#### [What the task asks]
Pictures stay out; everything else in the listing below is to be restated word for word.

#### [Given entries]
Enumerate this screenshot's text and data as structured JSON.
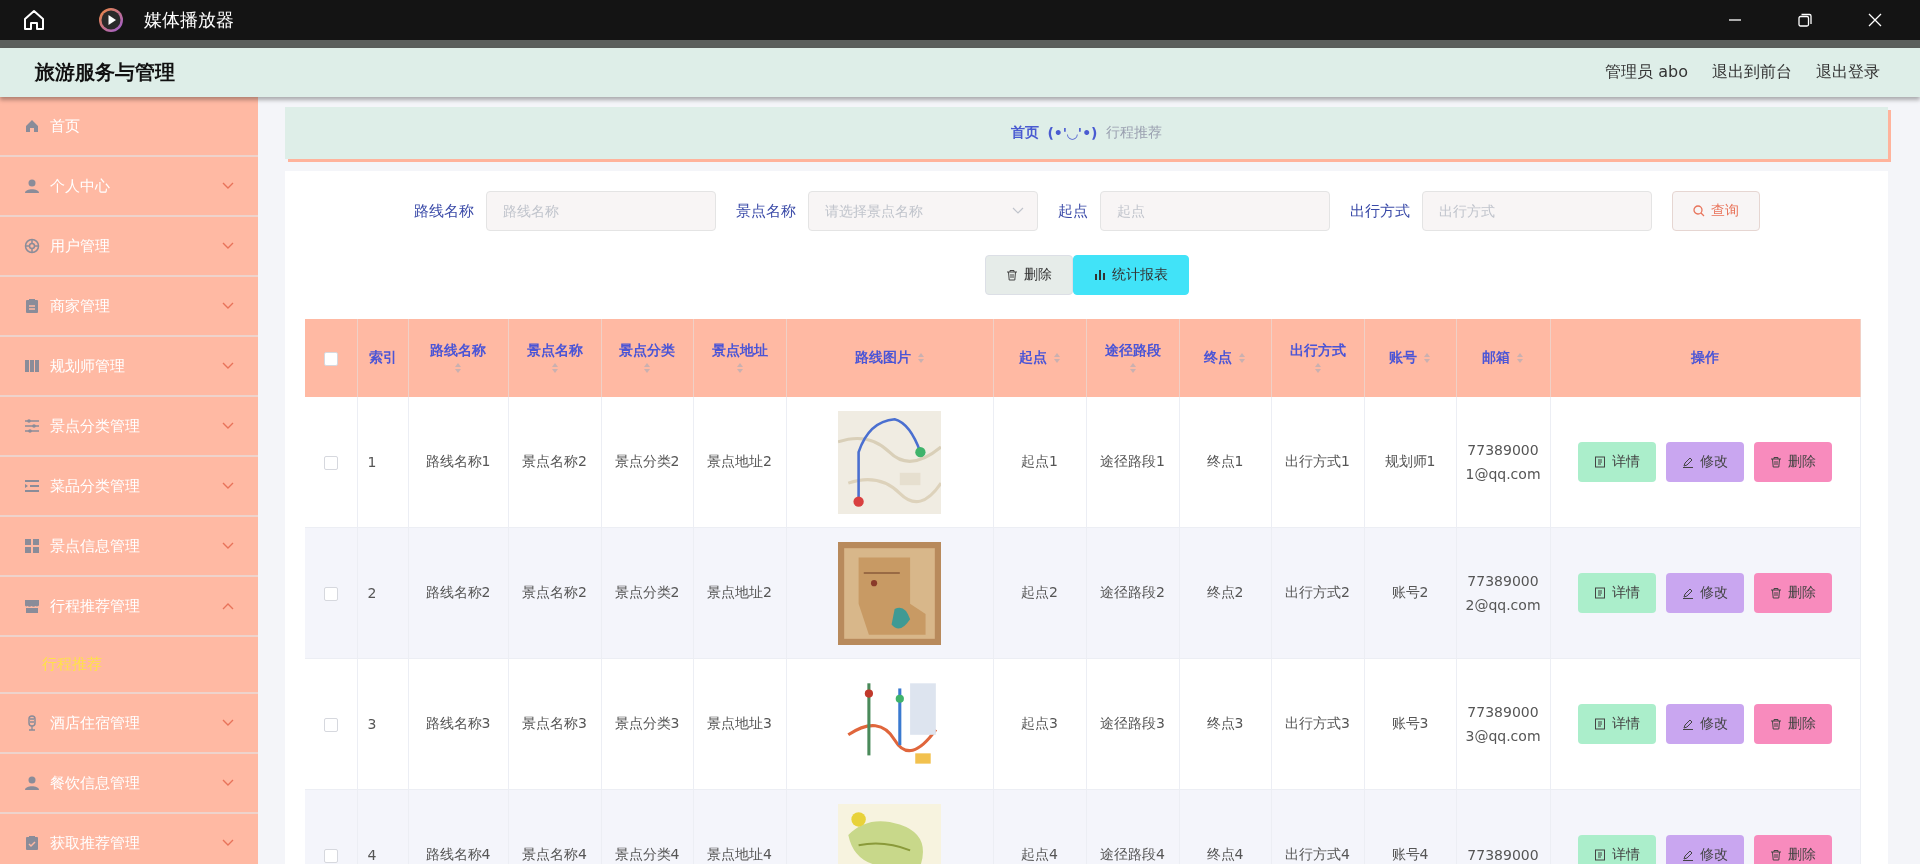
{
  "window": {
    "title": "媒体播放器"
  },
  "app": {
    "title": "旅游服务与管理",
    "user": "管理员 abo",
    "links": [
      "退出到前台",
      "退出登录"
    ]
  },
  "sidebar": {
    "items": [
      {
        "label": "首页",
        "kind": "home"
      },
      {
        "label": "个人中心",
        "kind": "person",
        "expanded": false
      },
      {
        "label": "用户管理",
        "kind": "target",
        "expanded": false
      },
      {
        "label": "商家管理",
        "kind": "clipboard",
        "expanded": false
      },
      {
        "label": "规划师管理",
        "kind": "books",
        "expanded": false
      },
      {
        "label": "景点分类管理",
        "kind": "sliders",
        "expanded": false
      },
      {
        "label": "菜品分类管理",
        "kind": "list",
        "expanded": false
      },
      {
        "label": "景点信息管理",
        "kind": "grid",
        "expanded": false
      },
      {
        "label": "行程推荐管理",
        "kind": "store",
        "expanded": true,
        "children": [
          {
            "label": "行程推荐",
            "selected": true
          }
        ]
      },
      {
        "label": "酒店住宿管理",
        "kind": "mic",
        "expanded": false
      },
      {
        "label": "餐饮信息管理",
        "kind": "person",
        "expanded": false
      },
      {
        "label": "获取推荐管理",
        "kind": "check",
        "expanded": false
      }
    ]
  },
  "breadcrumb": {
    "home": "首页",
    "face": "(•'◡'•)",
    "current": "行程推荐"
  },
  "search": {
    "fields": [
      {
        "label": "路线名称",
        "placeholder": "路线名称",
        "kind": "text"
      },
      {
        "label": "景点名称",
        "placeholder": "请选择景点名称",
        "kind": "select"
      },
      {
        "label": "起点",
        "placeholder": "起点",
        "kind": "text"
      },
      {
        "label": "出行方式",
        "placeholder": "出行方式",
        "kind": "text"
      }
    ],
    "button": "查询"
  },
  "toolbar": [
    {
      "label": "删除",
      "kind": "delete"
    },
    {
      "label": "统计报表",
      "kind": "report"
    }
  ],
  "table": {
    "header_checked": false,
    "columns": [
      {
        "label": "索引",
        "sortable": false
      },
      {
        "label": "路线名称",
        "sortable": true
      },
      {
        "label": "景点名称",
        "sortable": true
      },
      {
        "label": "景点分类",
        "sortable": true
      },
      {
        "label": "景点地址",
        "sortable": true
      },
      {
        "label": "路线图片",
        "sortable": true
      },
      {
        "label": "起点",
        "sortable": true
      },
      {
        "label": "途径路段",
        "sortable": true
      },
      {
        "label": "终点",
        "sortable": true
      },
      {
        "label": "出行方式",
        "sortable": true
      },
      {
        "label": "账号",
        "sortable": true
      },
      {
        "label": "邮箱",
        "sortable": true
      },
      {
        "label": "操作",
        "sortable": false
      }
    ],
    "rows": [
      {
        "checked": false,
        "cells": [
          "1",
          "路线名称1",
          "景点名称2",
          "景点分类2",
          "景点地址2"
        ],
        "image": {
          "kind": "picture"
        },
        "cells2": [
          "起点1",
          "途径路段1",
          "终点1",
          "出行方式1",
          "规划师1",
          "773890001@qq.com"
        ],
        "actions": [
          {
            "label": "详情",
            "kind": "detail"
          },
          {
            "label": "修改",
            "kind": "edit"
          },
          {
            "label": "删除",
            "kind": "delete"
          }
        ]
      },
      {
        "checked": false,
        "cells": [
          "2",
          "路线名称2",
          "景点名称2",
          "景点分类2",
          "景点地址2"
        ],
        "image": {
          "kind": "picture"
        },
        "cells2": [
          "起点2",
          "途径路段2",
          "终点2",
          "出行方式2",
          "账号2",
          "773890002@qq.com"
        ],
        "actions": [
          {
            "label": "详情",
            "kind": "detail"
          },
          {
            "label": "修改",
            "kind": "edit"
          },
          {
            "label": "删除",
            "kind": "delete"
          }
        ]
      },
      {
        "checked": false,
        "cells": [
          "3",
          "路线名称3",
          "景点名称3",
          "景点分类3",
          "景点地址3"
        ],
        "image": {
          "kind": "picture"
        },
        "cells2": [
          "起点3",
          "途径路段3",
          "终点3",
          "出行方式3",
          "账号3",
          "773890003@qq.com"
        ],
        "actions": [
          {
            "label": "详情",
            "kind": "detail"
          },
          {
            "label": "修改",
            "kind": "edit"
          },
          {
            "label": "删除",
            "kind": "delete"
          }
        ]
      },
      {
        "checked": false,
        "cells": [
          "4",
          "路线名称4",
          "景点名称4",
          "景点分类4",
          "景点地址4"
        ],
        "image": {
          "kind": "picture"
        },
        "cells2": [
          "起点4",
          "途径路段4",
          "终点4",
          "出行方式4",
          "账号4",
          "77389000"
        ],
        "actions": [
          {
            "label": "详情",
            "kind": "detail"
          },
          {
            "label": "修改",
            "kind": "edit"
          },
          {
            "label": "删除",
            "kind": "delete"
          }
        ]
      }
    ]
  }
}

#### [Result of the task]
Enumerate this screenshot's text and data as structured JSON.
{
  "window": {
    "title": "媒体播放器"
  },
  "app": {
    "title": "旅游服务与管理",
    "user": "管理员 abo",
    "links": [
      "退出到前台",
      "退出登录"
    ]
  },
  "sidebar": {
    "items": [
      {
        "label": "首页",
        "kind": "home"
      },
      {
        "label": "个人中心",
        "kind": "person",
        "expanded": false
      },
      {
        "label": "用户管理",
        "kind": "target",
        "expanded": false
      },
      {
        "label": "商家管理",
        "kind": "clipboard",
        "expanded": false
      },
      {
        "label": "规划师管理",
        "kind": "books",
        "expanded": false
      },
      {
        "label": "景点分类管理",
        "kind": "sliders",
        "expanded": false
      },
      {
        "label": "菜品分类管理",
        "kind": "list",
        "expanded": false
      },
      {
        "label": "景点信息管理",
        "kind": "grid",
        "expanded": false
      },
      {
        "label": "行程推荐管理",
        "kind": "store",
        "expanded": true,
        "children": [
          {
            "label": "行程推荐",
            "selected": true
          }
        ]
      },
      {
        "label": "酒店住宿管理",
        "kind": "mic",
        "expanded": false
      },
      {
        "label": "餐饮信息管理",
        "kind": "person",
        "expanded": false
      },
      {
        "label": "获取推荐管理",
        "kind": "check",
        "expanded": false
      }
    ]
  },
  "breadcrumb": {
    "home": "首页",
    "face": "(•'◡'•)",
    "current": "行程推荐"
  },
  "search": {
    "fields": [
      {
        "label": "路线名称",
        "placeholder": "路线名称",
        "kind": "text"
      },
      {
        "label": "景点名称",
        "placeholder": "请选择景点名称",
        "kind": "select"
      },
      {
        "label": "起点",
        "placeholder": "起点",
        "kind": "text"
      },
      {
        "label": "出行方式",
        "placeholder": "出行方式",
        "kind": "text"
      }
    ],
    "button": "查询"
  },
  "toolbar": [
    {
      "label": "删除",
      "kind": "delete"
    },
    {
      "label": "统计报表",
      "kind": "report"
    }
  ],
  "table": {
    "header_checked": false,
    "columns": [
      {
        "label": "索引",
        "sortable": false
      },
      {
        "label": "路线名称",
        "sortable": true
      },
      {
        "label": "景点名称",
        "sortable": true
      },
      {
        "label": "景点分类",
        "sortable": true
      },
      {
        "label": "景点地址",
        "sortable": true
      },
      {
        "label": "路线图片",
        "sortable": true
      },
      {
        "label": "起点",
        "sortable": true
      },
      {
        "label": "途径路段",
        "sortable": true
      },
      {
        "label": "终点",
        "sortable": true
      },
      {
        "label": "出行方式",
        "sortable": true
      },
      {
        "label": "账号",
        "sortable": true
      },
      {
        "label": "邮箱",
        "sortable": true
      },
      {
        "label": "操作",
        "sortable": false
      }
    ],
    "rows": [
      {
        "checked": false,
        "cells": [
          "1",
          "路线名称1",
          "景点名称2",
          "景点分类2",
          "景点地址2"
        ],
        "image": {
          "kind": "picture"
        },
        "cells2": [
          "起点1",
          "途径路段1",
          "终点1",
          "出行方式1",
          "规划师1",
          "773890001@qq.com"
        ],
        "actions": [
          {
            "label": "详情",
            "kind": "detail"
          },
          {
            "label": "修改",
            "kind": "edit"
          },
          {
            "label": "删除",
            "kind": "delete"
          }
        ]
      },
      {
        "checked": false,
        "cells": [
          "2",
          "路线名称2",
          "景点名称2",
          "景点分类2",
          "景点地址2"
        ],
        "image": {
          "kind": "picture"
        },
        "cells2": [
          "起点2",
          "途径路段2",
          "终点2",
          "出行方式2",
          "账号2",
          "773890002@qq.com"
        ],
        "actions": [
          {
            "label": "详情",
            "kind": "detail"
          },
          {
            "label": "修改",
            "kind": "edit"
          },
          {
            "label": "删除",
            "kind": "delete"
          }
        ]
      },
      {
        "checked": false,
        "cells": [
          "3",
          "路线名称3",
          "景点名称3",
          "景点分类3",
          "景点地址3"
        ],
        "image": {
          "kind": "picture"
        },
        "cells2": [
          "起点3",
          "途径路段3",
          "终点3",
          "出行方式3",
          "账号3",
          "773890003@qq.com"
        ],
        "actions": [
          {
            "label": "详情",
            "kind": "detail"
          },
          {
            "label": "修改",
            "kind": "edit"
          },
          {
            "label": "删除",
            "kind": "delete"
          }
        ]
      },
      {
        "checked": false,
        "cells": [
          "4",
          "路线名称4",
          "景点名称4",
          "景点分类4",
          "景点地址4"
        ],
        "image": {
          "kind": "picture"
        },
        "cells2": [
          "起点4",
          "途径路段4",
          "终点4",
          "出行方式4",
          "账号4",
          "77389000"
        ],
        "actions": [
          {
            "label": "详情",
            "kind": "detail"
          },
          {
            "label": "修改",
            "kind": "edit"
          },
          {
            "label": "删除",
            "kind": "delete"
          }
        ]
      }
    ]
  }
}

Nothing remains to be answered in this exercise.